DATA SUPPLIED:
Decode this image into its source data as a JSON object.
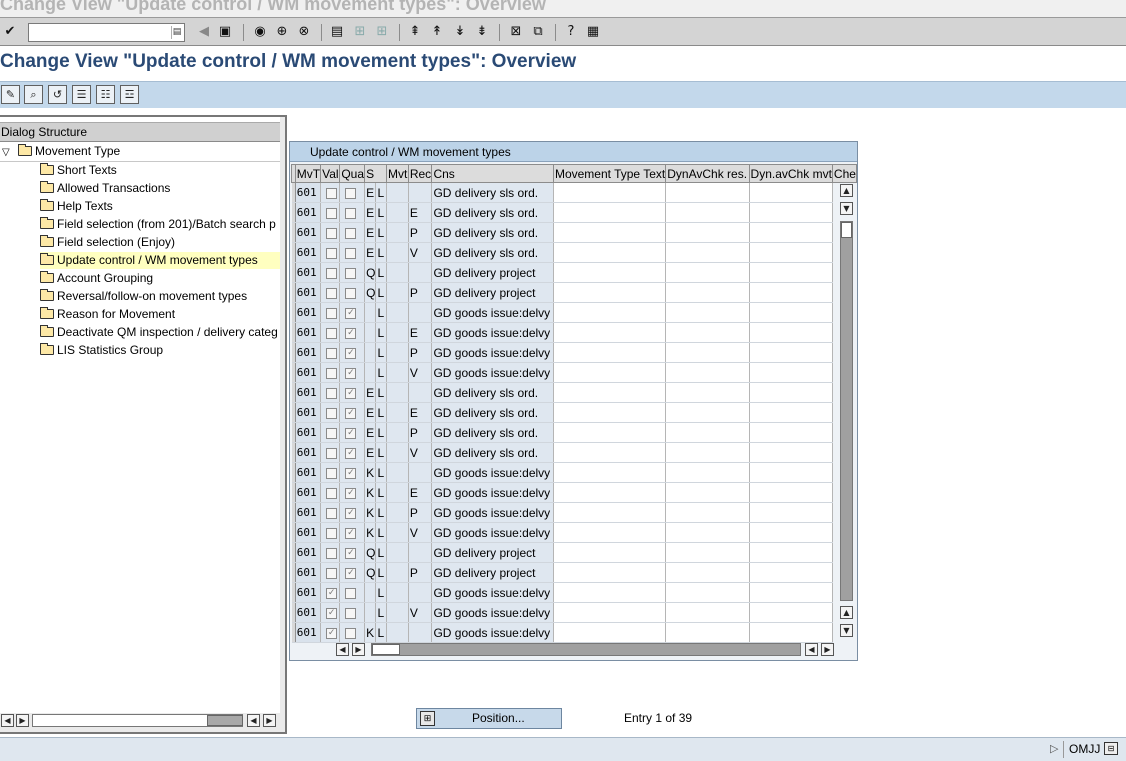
{
  "window": {
    "title": "Change View \"Update control / WM movement types\": Overview"
  },
  "page": {
    "title": "Change View \"Update control / WM movement types\": Overview"
  },
  "toolbar": {
    "command_field_value": "",
    "icons": [
      "enter-icon",
      "back-arrow-icon",
      "save-icon",
      "back-icon",
      "exit-icon",
      "cancel-icon",
      "print-icon",
      "find-icon",
      "find-next-icon",
      "first-page-icon",
      "previous-page-icon",
      "next-page-icon",
      "last-page-icon",
      "new-session-icon",
      "shortcut-icon",
      "help-icon",
      "layout-icon"
    ]
  },
  "app_toolbar": {
    "icons": [
      "change-display-icon",
      "details-icon",
      "undo-icon",
      "select-all-icon",
      "select-block-icon",
      "deselect-all-icon"
    ]
  },
  "dialog_structure": {
    "header": "Dialog Structure",
    "root": "Movement Type",
    "items": [
      "Short Texts",
      "Allowed Transactions",
      "Help Texts",
      "Field selection (from 201)/Batch search p",
      "Field selection (Enjoy)",
      "Update control / WM movement types",
      "Account Grouping",
      "Reversal/follow-on movement types",
      "Reason for Movement",
      "Deactivate QM inspection / delivery categ",
      "LIS Statistics Group"
    ],
    "selected_index": 5
  },
  "table": {
    "title": "Update control / WM movement types",
    "columns": [
      "MvT",
      "Val",
      "Qua",
      "S",
      "Mvt",
      "Rec",
      "Cns",
      "Movement Type Text",
      "DynAvChk res.",
      "Dyn.avChk mvt",
      "Che"
    ],
    "rows": [
      {
        "mvt": "601",
        "val": false,
        "qua": false,
        "s": "E",
        "m": "L",
        "cns": "",
        "text": "GD delivery sls ord."
      },
      {
        "mvt": "601",
        "val": false,
        "qua": false,
        "s": "E",
        "m": "L",
        "cns": "E",
        "text": "GD delivery sls ord."
      },
      {
        "mvt": "601",
        "val": false,
        "qua": false,
        "s": "E",
        "m": "L",
        "cns": "P",
        "text": "GD delivery sls ord."
      },
      {
        "mvt": "601",
        "val": false,
        "qua": false,
        "s": "E",
        "m": "L",
        "cns": "V",
        "text": "GD delivery sls ord."
      },
      {
        "mvt": "601",
        "val": false,
        "qua": false,
        "s": "Q",
        "m": "L",
        "cns": "",
        "text": "GD delivery project"
      },
      {
        "mvt": "601",
        "val": false,
        "qua": false,
        "s": "Q",
        "m": "L",
        "cns": "P",
        "text": "GD delivery project"
      },
      {
        "mvt": "601",
        "val": false,
        "qua": true,
        "s": "",
        "m": "L",
        "cns": "",
        "text": "GD goods issue:delvy"
      },
      {
        "mvt": "601",
        "val": false,
        "qua": true,
        "s": "",
        "m": "L",
        "cns": "E",
        "text": "GD goods issue:delvy"
      },
      {
        "mvt": "601",
        "val": false,
        "qua": true,
        "s": "",
        "m": "L",
        "cns": "P",
        "text": "GD goods issue:delvy"
      },
      {
        "mvt": "601",
        "val": false,
        "qua": true,
        "s": "",
        "m": "L",
        "cns": "V",
        "text": "GD goods issue:delvy"
      },
      {
        "mvt": "601",
        "val": false,
        "qua": true,
        "s": "E",
        "m": "L",
        "cns": "",
        "text": "GD delivery sls ord."
      },
      {
        "mvt": "601",
        "val": false,
        "qua": true,
        "s": "E",
        "m": "L",
        "cns": "E",
        "text": "GD delivery sls ord."
      },
      {
        "mvt": "601",
        "val": false,
        "qua": true,
        "s": "E",
        "m": "L",
        "cns": "P",
        "text": "GD delivery sls ord."
      },
      {
        "mvt": "601",
        "val": false,
        "qua": true,
        "s": "E",
        "m": "L",
        "cns": "V",
        "text": "GD delivery sls ord."
      },
      {
        "mvt": "601",
        "val": false,
        "qua": true,
        "s": "K",
        "m": "L",
        "cns": "",
        "text": "GD goods issue:delvy"
      },
      {
        "mvt": "601",
        "val": false,
        "qua": true,
        "s": "K",
        "m": "L",
        "cns": "E",
        "text": "GD goods issue:delvy"
      },
      {
        "mvt": "601",
        "val": false,
        "qua": true,
        "s": "K",
        "m": "L",
        "cns": "P",
        "text": "GD goods issue:delvy"
      },
      {
        "mvt": "601",
        "val": false,
        "qua": true,
        "s": "K",
        "m": "L",
        "cns": "V",
        "text": "GD goods issue:delvy"
      },
      {
        "mvt": "601",
        "val": false,
        "qua": true,
        "s": "Q",
        "m": "L",
        "cns": "",
        "text": "GD delivery project"
      },
      {
        "mvt": "601",
        "val": false,
        "qua": true,
        "s": "Q",
        "m": "L",
        "cns": "P",
        "text": "GD delivery project"
      },
      {
        "mvt": "601",
        "val": true,
        "qua": false,
        "s": "",
        "m": "L",
        "cns": "",
        "text": "GD goods issue:delvy"
      },
      {
        "mvt": "601",
        "val": true,
        "qua": false,
        "s": "",
        "m": "L",
        "cns": "V",
        "text": "GD goods issue:delvy"
      },
      {
        "mvt": "601",
        "val": true,
        "qua": false,
        "s": "K",
        "m": "L",
        "cns": "",
        "text": "GD goods issue:delvy"
      }
    ]
  },
  "footer": {
    "position_button": "Position...",
    "entry_info": "Entry 1 of 39"
  },
  "status": {
    "transaction": "OMJJ"
  }
}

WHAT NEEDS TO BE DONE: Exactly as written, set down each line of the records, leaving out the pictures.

SOLUTION TO THIS EXERCISE:
Decode this image into its source data as a JSON object.
{
  "window": {
    "title": "Change View \"Update control / WM movement types\": Overview"
  },
  "page": {
    "title": "Change View \"Update control / WM movement types\": Overview"
  },
  "toolbar": {
    "command_field_value": "",
    "icons": [
      "enter-icon",
      "back-arrow-icon",
      "save-icon",
      "back-icon",
      "exit-icon",
      "cancel-icon",
      "print-icon",
      "find-icon",
      "find-next-icon",
      "first-page-icon",
      "previous-page-icon",
      "next-page-icon",
      "last-page-icon",
      "new-session-icon",
      "shortcut-icon",
      "help-icon",
      "layout-icon"
    ]
  },
  "app_toolbar": {
    "icons": [
      "change-display-icon",
      "details-icon",
      "undo-icon",
      "select-all-icon",
      "select-block-icon",
      "deselect-all-icon"
    ]
  },
  "dialog_structure": {
    "header": "Dialog Structure",
    "root": "Movement Type",
    "items": [
      "Short Texts",
      "Allowed Transactions",
      "Help Texts",
      "Field selection (from 201)/Batch search p",
      "Field selection (Enjoy)",
      "Update control / WM movement types",
      "Account Grouping",
      "Reversal/follow-on movement types",
      "Reason for Movement",
      "Deactivate QM inspection / delivery categ",
      "LIS Statistics Group"
    ],
    "selected_index": 5
  },
  "table": {
    "title": "Update control / WM movement types",
    "columns": [
      "MvT",
      "Val",
      "Qua",
      "S",
      "Mvt",
      "Rec",
      "Cns",
      "Movement Type Text",
      "DynAvChk res.",
      "Dyn.avChk mvt",
      "Che"
    ],
    "rows": [
      {
        "mvt": "601",
        "val": false,
        "qua": false,
        "s": "E",
        "m": "L",
        "cns": "",
        "text": "GD delivery sls ord."
      },
      {
        "mvt": "601",
        "val": false,
        "qua": false,
        "s": "E",
        "m": "L",
        "cns": "E",
        "text": "GD delivery sls ord."
      },
      {
        "mvt": "601",
        "val": false,
        "qua": false,
        "s": "E",
        "m": "L",
        "cns": "P",
        "text": "GD delivery sls ord."
      },
      {
        "mvt": "601",
        "val": false,
        "qua": false,
        "s": "E",
        "m": "L",
        "cns": "V",
        "text": "GD delivery sls ord."
      },
      {
        "mvt": "601",
        "val": false,
        "qua": false,
        "s": "Q",
        "m": "L",
        "cns": "",
        "text": "GD delivery project"
      },
      {
        "mvt": "601",
        "val": false,
        "qua": false,
        "s": "Q",
        "m": "L",
        "cns": "P",
        "text": "GD delivery project"
      },
      {
        "mvt": "601",
        "val": false,
        "qua": true,
        "s": "",
        "m": "L",
        "cns": "",
        "text": "GD goods issue:delvy"
      },
      {
        "mvt": "601",
        "val": false,
        "qua": true,
        "s": "",
        "m": "L",
        "cns": "E",
        "text": "GD goods issue:delvy"
      },
      {
        "mvt": "601",
        "val": false,
        "qua": true,
        "s": "",
        "m": "L",
        "cns": "P",
        "text": "GD goods issue:delvy"
      },
      {
        "mvt": "601",
        "val": false,
        "qua": true,
        "s": "",
        "m": "L",
        "cns": "V",
        "text": "GD goods issue:delvy"
      },
      {
        "mvt": "601",
        "val": false,
        "qua": true,
        "s": "E",
        "m": "L",
        "cns": "",
        "text": "GD delivery sls ord."
      },
      {
        "mvt": "601",
        "val": false,
        "qua": true,
        "s": "E",
        "m": "L",
        "cns": "E",
        "text": "GD delivery sls ord."
      },
      {
        "mvt": "601",
        "val": false,
        "qua": true,
        "s": "E",
        "m": "L",
        "cns": "P",
        "text": "GD delivery sls ord."
      },
      {
        "mvt": "601",
        "val": false,
        "qua": true,
        "s": "E",
        "m": "L",
        "cns": "V",
        "text": "GD delivery sls ord."
      },
      {
        "mvt": "601",
        "val": false,
        "qua": true,
        "s": "K",
        "m": "L",
        "cns": "",
        "text": "GD goods issue:delvy"
      },
      {
        "mvt": "601",
        "val": false,
        "qua": true,
        "s": "K",
        "m": "L",
        "cns": "E",
        "text": "GD goods issue:delvy"
      },
      {
        "mvt": "601",
        "val": false,
        "qua": true,
        "s": "K",
        "m": "L",
        "cns": "P",
        "text": "GD goods issue:delvy"
      },
      {
        "mvt": "601",
        "val": false,
        "qua": true,
        "s": "K",
        "m": "L",
        "cns": "V",
        "text": "GD goods issue:delvy"
      },
      {
        "mvt": "601",
        "val": false,
        "qua": true,
        "s": "Q",
        "m": "L",
        "cns": "",
        "text": "GD delivery project"
      },
      {
        "mvt": "601",
        "val": false,
        "qua": true,
        "s": "Q",
        "m": "L",
        "cns": "P",
        "text": "GD delivery project"
      },
      {
        "mvt": "601",
        "val": true,
        "qua": false,
        "s": "",
        "m": "L",
        "cns": "",
        "text": "GD goods issue:delvy"
      },
      {
        "mvt": "601",
        "val": true,
        "qua": false,
        "s": "",
        "m": "L",
        "cns": "V",
        "text": "GD goods issue:delvy"
      },
      {
        "mvt": "601",
        "val": true,
        "qua": false,
        "s": "K",
        "m": "L",
        "cns": "",
        "text": "GD goods issue:delvy"
      }
    ]
  },
  "footer": {
    "position_button": "Position...",
    "entry_info": "Entry 1 of 39"
  },
  "status": {
    "transaction": "OMJJ"
  }
}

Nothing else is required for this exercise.